STORED DATA —
-*-*-

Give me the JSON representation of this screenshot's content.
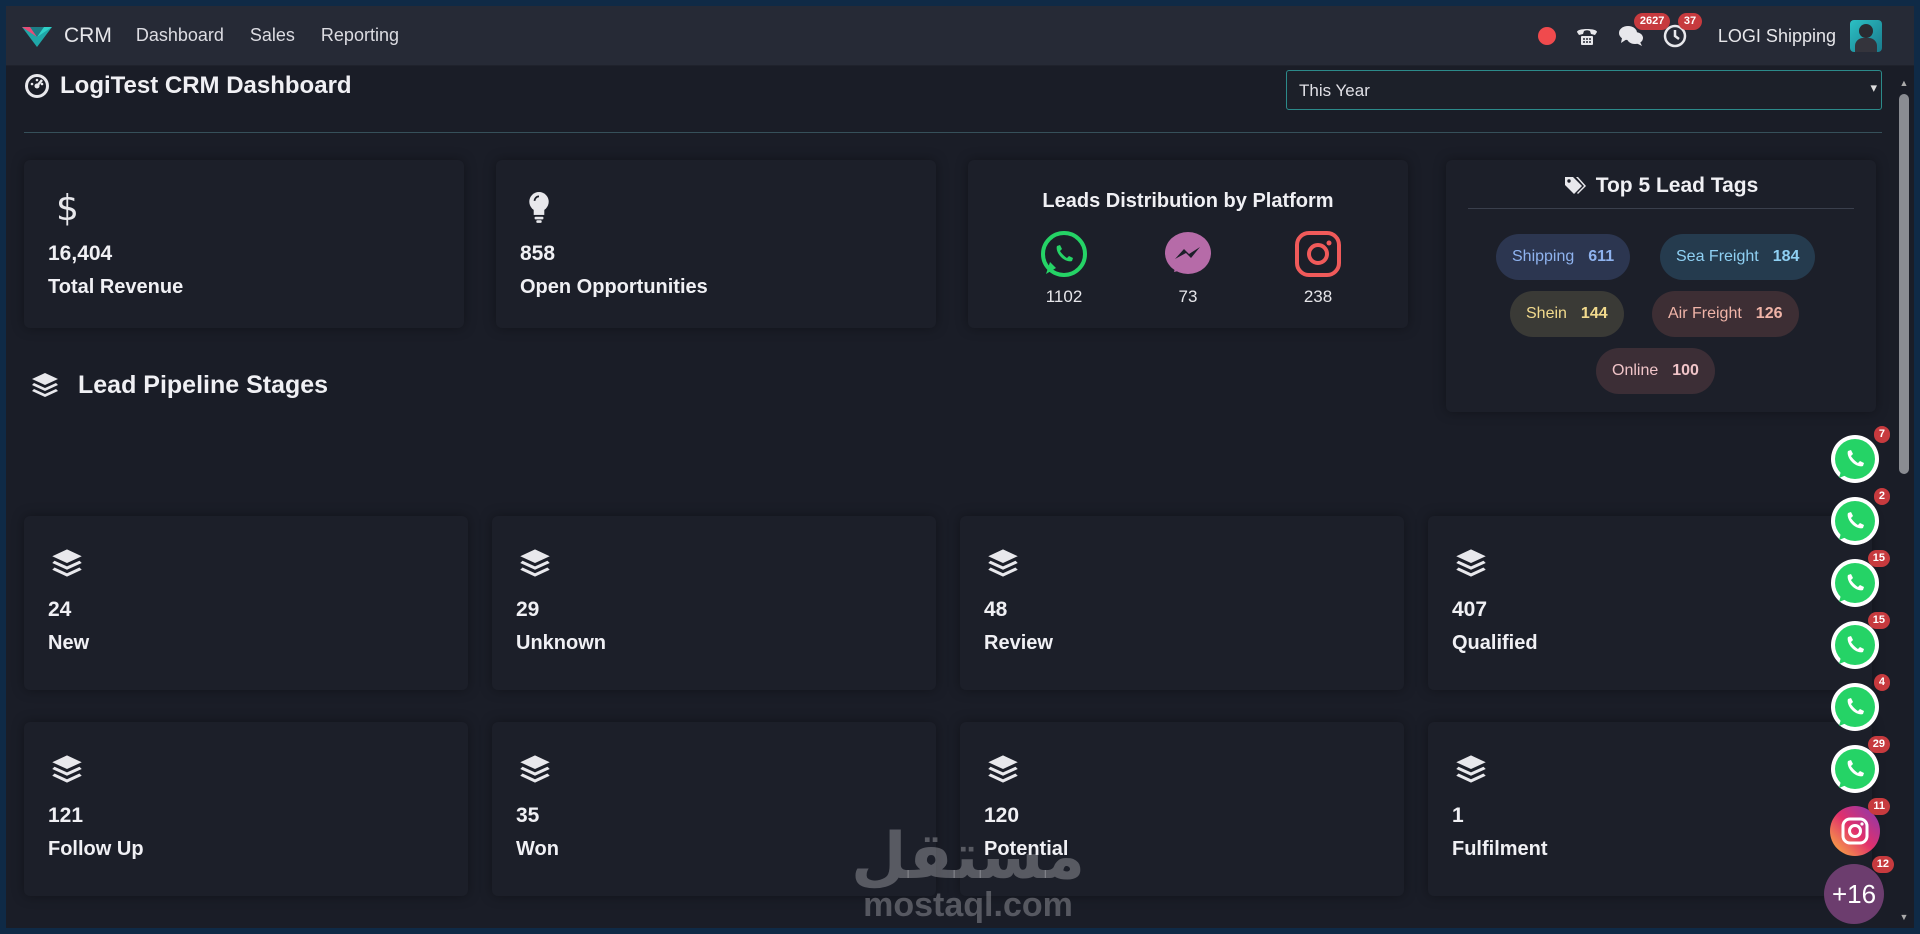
{
  "navbar": {
    "brand": "CRM",
    "menu": [
      "Dashboard",
      "Sales",
      "Reporting"
    ],
    "messages_badge": "2627",
    "activities_badge": "37",
    "company": "LOGI Shipping"
  },
  "header": {
    "title": "LogiTest CRM Dashboard",
    "period": "This Year"
  },
  "kpis": [
    {
      "value": "16,404",
      "label": "Total Revenue",
      "icon": "dollar-icon"
    },
    {
      "value": "858",
      "label": "Open Opportunities",
      "icon": "lightbulb-icon"
    }
  ],
  "platforms": {
    "title": "Leads Distribution by Platform",
    "items": [
      {
        "name": "whatsapp",
        "count": "1102",
        "color": "#25d366"
      },
      {
        "name": "messenger",
        "count": "73",
        "color": "#b66ba8"
      },
      {
        "name": "instagram",
        "count": "238",
        "color": "#f05a5a"
      }
    ]
  },
  "tags": {
    "title": "Top 5 Lead Tags",
    "items": [
      {
        "name": "Shipping",
        "count": "611",
        "bg": "#2c3650",
        "fg": "#8fb3ef"
      },
      {
        "name": "Sea Freight",
        "count": "184",
        "bg": "#253b4e",
        "fg": "#8fd0f3"
      },
      {
        "name": "Shein",
        "count": "144",
        "bg": "#3a3a36",
        "fg": "#f2da8d"
      },
      {
        "name": "Air Freight",
        "count": "126",
        "bg": "#3d2e34",
        "fg": "#f0b4a8"
      },
      {
        "name": "Online",
        "count": "100",
        "bg": "#3c2e36",
        "fg": "#f0c4c8"
      }
    ]
  },
  "pipeline": {
    "title": "Lead Pipeline Stages",
    "stages": [
      {
        "value": "24",
        "label": "New"
      },
      {
        "value": "29",
        "label": "Unknown"
      },
      {
        "value": "48",
        "label": "Review"
      },
      {
        "value": "407",
        "label": "Qualified"
      },
      {
        "value": "121",
        "label": "Follow Up"
      },
      {
        "value": "35",
        "label": "Won"
      },
      {
        "value": "120",
        "label": "Potential"
      },
      {
        "value": "1",
        "label": "Fulfilment"
      }
    ]
  },
  "floating_chats": [
    {
      "type": "whatsapp",
      "badge": "7"
    },
    {
      "type": "whatsapp",
      "badge": "2"
    },
    {
      "type": "whatsapp",
      "badge": "15"
    },
    {
      "type": "whatsapp",
      "badge": "15"
    },
    {
      "type": "whatsapp",
      "badge": "4"
    },
    {
      "type": "whatsapp",
      "badge": "29"
    },
    {
      "type": "instagram",
      "badge": "11"
    }
  ],
  "more_chats": {
    "label": "+16",
    "badge": "12"
  },
  "watermark": {
    "arabic": "مستقل",
    "latin": "mostaql.com"
  }
}
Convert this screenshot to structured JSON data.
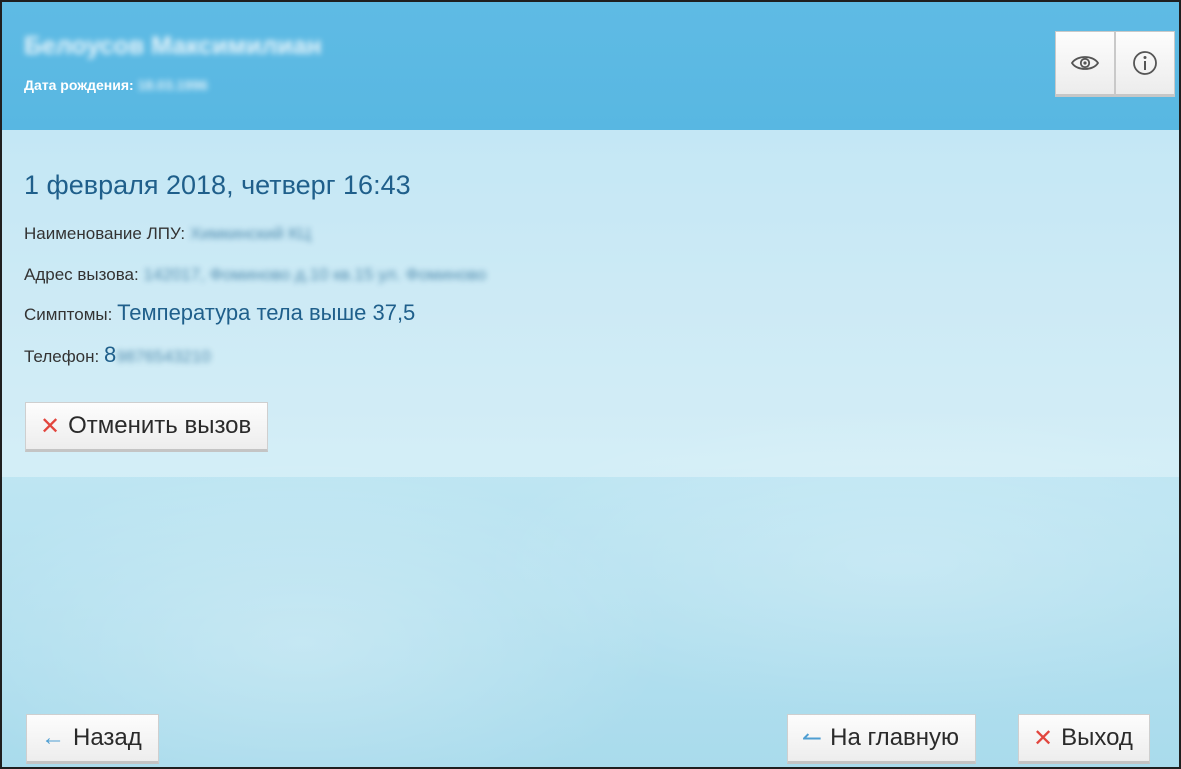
{
  "header": {
    "patient_name": "Белоусов Максимилиан",
    "birth_label": "Дата рождения:",
    "birth_value": "18.03.1996",
    "eye_icon": "eye-icon",
    "info_icon": "info-icon"
  },
  "call": {
    "datetime": "1 февраля 2018, четверг 16:43",
    "lpu_label": "Наименование ЛПУ:",
    "lpu_value": "Химкинский КЦ",
    "address_label": "Адрес вызова:",
    "address_value": "142017, Фоминово д.10 кв.15 ул. Фоминово",
    "symptoms_label": "Симптомы:",
    "symptoms_value": "Температура тела выше 37,5",
    "phone_label": "Телефон:",
    "phone_prefix": "8",
    "phone_value": "9876543210"
  },
  "actions": {
    "cancel_call": "Отменить вызов",
    "back": "Назад",
    "home": "На главную",
    "exit": "Выход"
  },
  "colors": {
    "header_bg": "#5fbbe4",
    "title_text": "#1f5f8b",
    "cancel_icon": "#e2463e",
    "arrow_icon": "#4e9ed2"
  }
}
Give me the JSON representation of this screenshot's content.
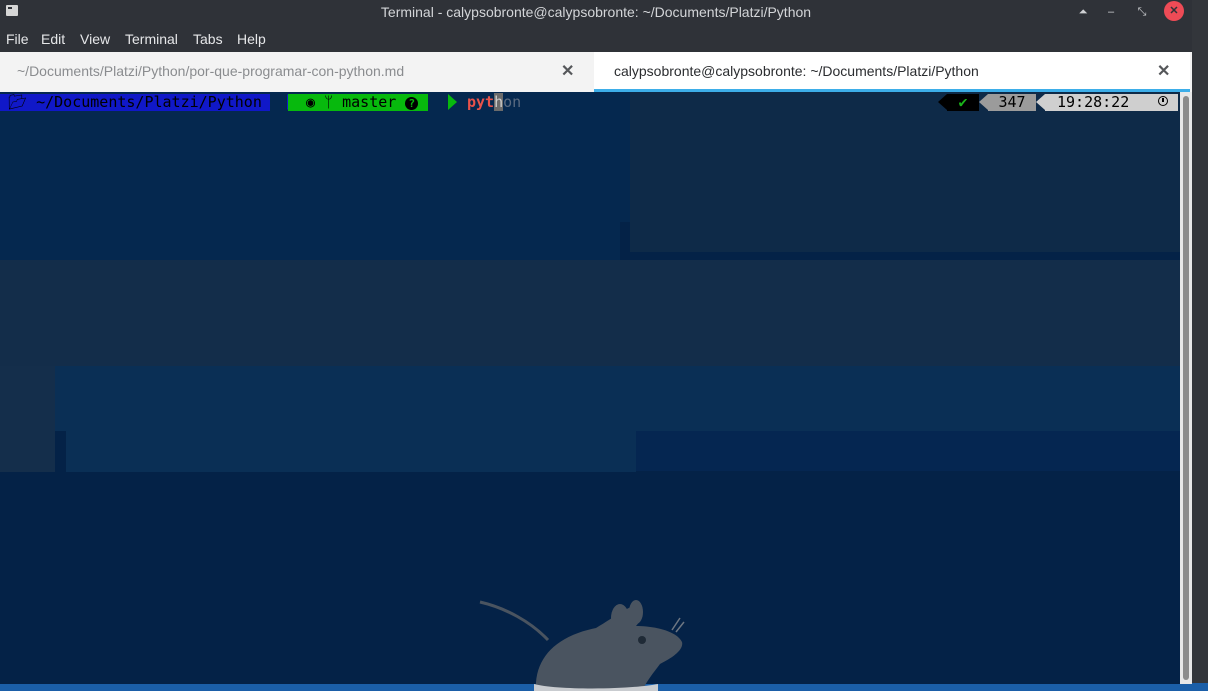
{
  "window": {
    "title": "Terminal - calypsobronte@calypsobronte: ~/Documents/Platzi/Python",
    "buttons": {
      "keep_above": "⏶",
      "minimize": "–",
      "maximize": "⤡",
      "close": "✕"
    }
  },
  "menu": [
    "File",
    "Edit",
    "View",
    "Terminal",
    "Tabs",
    "Help"
  ],
  "tabs": [
    {
      "label": "~/Documents/Platzi/Python/por-que-programar-con-python.md",
      "close": "✕",
      "active": false
    },
    {
      "label": "calypsobronte@calypsobronte: ~/Documents/Platzi/Python",
      "close": "✕",
      "active": true
    }
  ],
  "prompt": {
    "folder_icon": "folder-open-icon",
    "path": "~/Documents/Platzi/Python",
    "git_icon": "github-icon",
    "branch_icon": "git-branch-icon",
    "branch": "master",
    "status_icon": "question-icon",
    "status_glyph": "?",
    "typed": "pyt",
    "cursor_char": "h",
    "suggestion": "on",
    "right": {
      "status": "✔",
      "history_count": "347",
      "time": "19:28:22",
      "time_icon": "clock-icon"
    }
  },
  "colors": {
    "terminal_bg": "#042247",
    "path_bg": "#1018c8",
    "git_bg": "#07b90d",
    "command": "#e8524a",
    "tab_accent": "#3daee9",
    "close_button": "#ee4b56"
  }
}
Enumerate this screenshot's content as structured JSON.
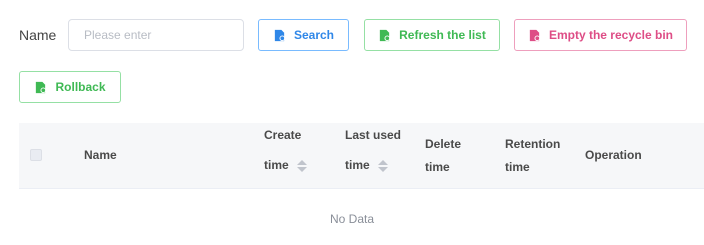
{
  "filter": {
    "name_label": "Name",
    "name_placeholder": "Please enter"
  },
  "buttons": {
    "search": "Search",
    "refresh": "Refresh the list",
    "empty": "Empty the recycle bin",
    "rollback": "Rollback"
  },
  "colors": {
    "search": "#2f87e8",
    "refresh": "#3fb954",
    "empty": "#de4d86"
  },
  "icons": {
    "search": "document-icon",
    "refresh": "document-icon",
    "empty": "document-icon",
    "rollback": "document-icon"
  },
  "table": {
    "columns": {
      "name": "Name",
      "create_time_1": "Create",
      "create_time_2": "time",
      "last_used_1": "Last used",
      "last_used_2": "time",
      "delete_time_1": "Delete",
      "delete_time_2": "time",
      "retention_1": "Retention",
      "retention_2": "time",
      "operation": "Operation"
    },
    "empty_text": "No Data"
  }
}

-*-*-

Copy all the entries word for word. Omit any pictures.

Give me the JSON representation of this screenshot's content.
{
  "navbar": {
    "brand": "CRM",
    "menu": [
      "Dashboard",
      "Sales",
      "Reporting"
    ],
    "messages_badge": "2627",
    "activities_badge": "37",
    "company": "LOGI Shipping"
  },
  "header": {
    "title": "LogiTest CRM Dashboard",
    "period": "This Year"
  },
  "kpis": [
    {
      "value": "16,404",
      "label": "Total Revenue",
      "icon": "dollar-icon"
    },
    {
      "value": "858",
      "label": "Open Opportunities",
      "icon": "lightbulb-icon"
    }
  ],
  "platforms": {
    "title": "Leads Distribution by Platform",
    "items": [
      {
        "name": "whatsapp",
        "count": "1102",
        "color": "#25d366"
      },
      {
        "name": "messenger",
        "count": "73",
        "color": "#b66ba8"
      },
      {
        "name": "instagram",
        "count": "238",
        "color": "#f05a5a"
      }
    ]
  },
  "tags": {
    "title": "Top 5 Lead Tags",
    "items": [
      {
        "name": "Shipping",
        "count": "611",
        "bg": "#2c3650",
        "fg": "#8fb3ef"
      },
      {
        "name": "Sea Freight",
        "count": "184",
        "bg": "#253b4e",
        "fg": "#8fd0f3"
      },
      {
        "name": "Shein",
        "count": "144",
        "bg": "#3a3a36",
        "fg": "#f2da8d"
      },
      {
        "name": "Air Freight",
        "count": "126",
        "bg": "#3d2e34",
        "fg": "#f0b4a8"
      },
      {
        "name": "Online",
        "count": "100",
        "bg": "#3c2e36",
        "fg": "#f0c4c8"
      }
    ]
  },
  "pipeline": {
    "title": "Lead Pipeline Stages",
    "stages": [
      {
        "value": "24",
        "label": "New"
      },
      {
        "value": "29",
        "label": "Unknown"
      },
      {
        "value": "48",
        "label": "Review"
      },
      {
        "value": "407",
        "label": "Qualified"
      },
      {
        "value": "121",
        "label": "Follow Up"
      },
      {
        "value": "35",
        "label": "Won"
      },
      {
        "value": "120",
        "label": "Potential"
      },
      {
        "value": "1",
        "label": "Fulfilment"
      }
    ]
  },
  "floating_chats": [
    {
      "type": "whatsapp",
      "badge": "7"
    },
    {
      "type": "whatsapp",
      "badge": "2"
    },
    {
      "type": "whatsapp",
      "badge": "15"
    },
    {
      "type": "whatsapp",
      "badge": "15"
    },
    {
      "type": "whatsapp",
      "badge": "4"
    },
    {
      "type": "whatsapp",
      "badge": "29"
    },
    {
      "type": "instagram",
      "badge": "11"
    }
  ],
  "more_chats": {
    "label": "+16",
    "badge": "12"
  },
  "watermark": {
    "arabic": "مستقل",
    "latin": "mostaql.com"
  }
}
Convert this screenshot to structured JSON data.
{
  "header": {
    "patient_name": "Белоусов Максимилиан",
    "birth_label": "Дата рождения:",
    "birth_value": "18.03.1996",
    "eye_icon": "eye-icon",
    "info_icon": "info-icon"
  },
  "call": {
    "datetime": "1 февраля 2018, четверг 16:43",
    "lpu_label": "Наименование ЛПУ:",
    "lpu_value": "Химкинский КЦ",
    "address_label": "Адрес вызова:",
    "address_value": "142017, Фоминово д.10 кв.15 ул. Фоминово",
    "symptoms_label": "Симптомы:",
    "symptoms_value": "Температура тела выше 37,5",
    "phone_label": "Телефон:",
    "phone_prefix": "8",
    "phone_value": "9876543210"
  },
  "actions": {
    "cancel_call": "Отменить вызов",
    "back": "Назад",
    "home": "На главную",
    "exit": "Выход"
  },
  "colors": {
    "header_bg": "#5fbbe4",
    "title_text": "#1f5f8b",
    "cancel_icon": "#e2463e",
    "arrow_icon": "#4e9ed2"
  }
}
Give me the JSON representation of this screenshot's content.
{
  "window": {
    "title": "Terminal - calypsobronte@calypsobronte: ~/Documents/Platzi/Python",
    "buttons": {
      "keep_above": "⏶",
      "minimize": "–",
      "maximize": "⤡",
      "close": "✕"
    }
  },
  "menu": [
    "File",
    "Edit",
    "View",
    "Terminal",
    "Tabs",
    "Help"
  ],
  "tabs": [
    {
      "label": "~/Documents/Platzi/Python/por-que-programar-con-python.md",
      "close": "✕",
      "active": false
    },
    {
      "label": "calypsobronte@calypsobronte: ~/Documents/Platzi/Python",
      "close": "✕",
      "active": true
    }
  ],
  "prompt": {
    "folder_icon": "folder-open-icon",
    "path": "~/Documents/Platzi/Python",
    "git_icon": "github-icon",
    "branch_icon": "git-branch-icon",
    "branch": "master",
    "status_icon": "question-icon",
    "status_glyph": "?",
    "typed": "pyt",
    "cursor_char": "h",
    "suggestion": "on",
    "right": {
      "status": "✔",
      "history_count": "347",
      "time": "19:28:22",
      "time_icon": "clock-icon"
    }
  },
  "colors": {
    "terminal_bg": "#042247",
    "path_bg": "#1018c8",
    "git_bg": "#07b90d",
    "command": "#e8524a",
    "tab_accent": "#3daee9",
    "close_button": "#ee4b56"
  }
}
Enumerate this screenshot's content as structured JSON.
{
  "filter": {
    "name_label": "Name",
    "name_placeholder": "Please enter"
  },
  "buttons": {
    "search": "Search",
    "refresh": "Refresh the list",
    "empty": "Empty the recycle bin",
    "rollback": "Rollback"
  },
  "colors": {
    "search": "#2f87e8",
    "refresh": "#3fb954",
    "empty": "#de4d86"
  },
  "icons": {
    "search": "document-icon",
    "refresh": "document-icon",
    "empty": "document-icon",
    "rollback": "document-icon"
  },
  "table": {
    "columns": {
      "name": "Name",
      "create_time_1": "Create",
      "create_time_2": "time",
      "last_used_1": "Last used",
      "last_used_2": "time",
      "delete_time_1": "Delete",
      "delete_time_2": "time",
      "retention_1": "Retention",
      "retention_2": "time",
      "operation": "Operation"
    },
    "empty_text": "No Data"
  }
}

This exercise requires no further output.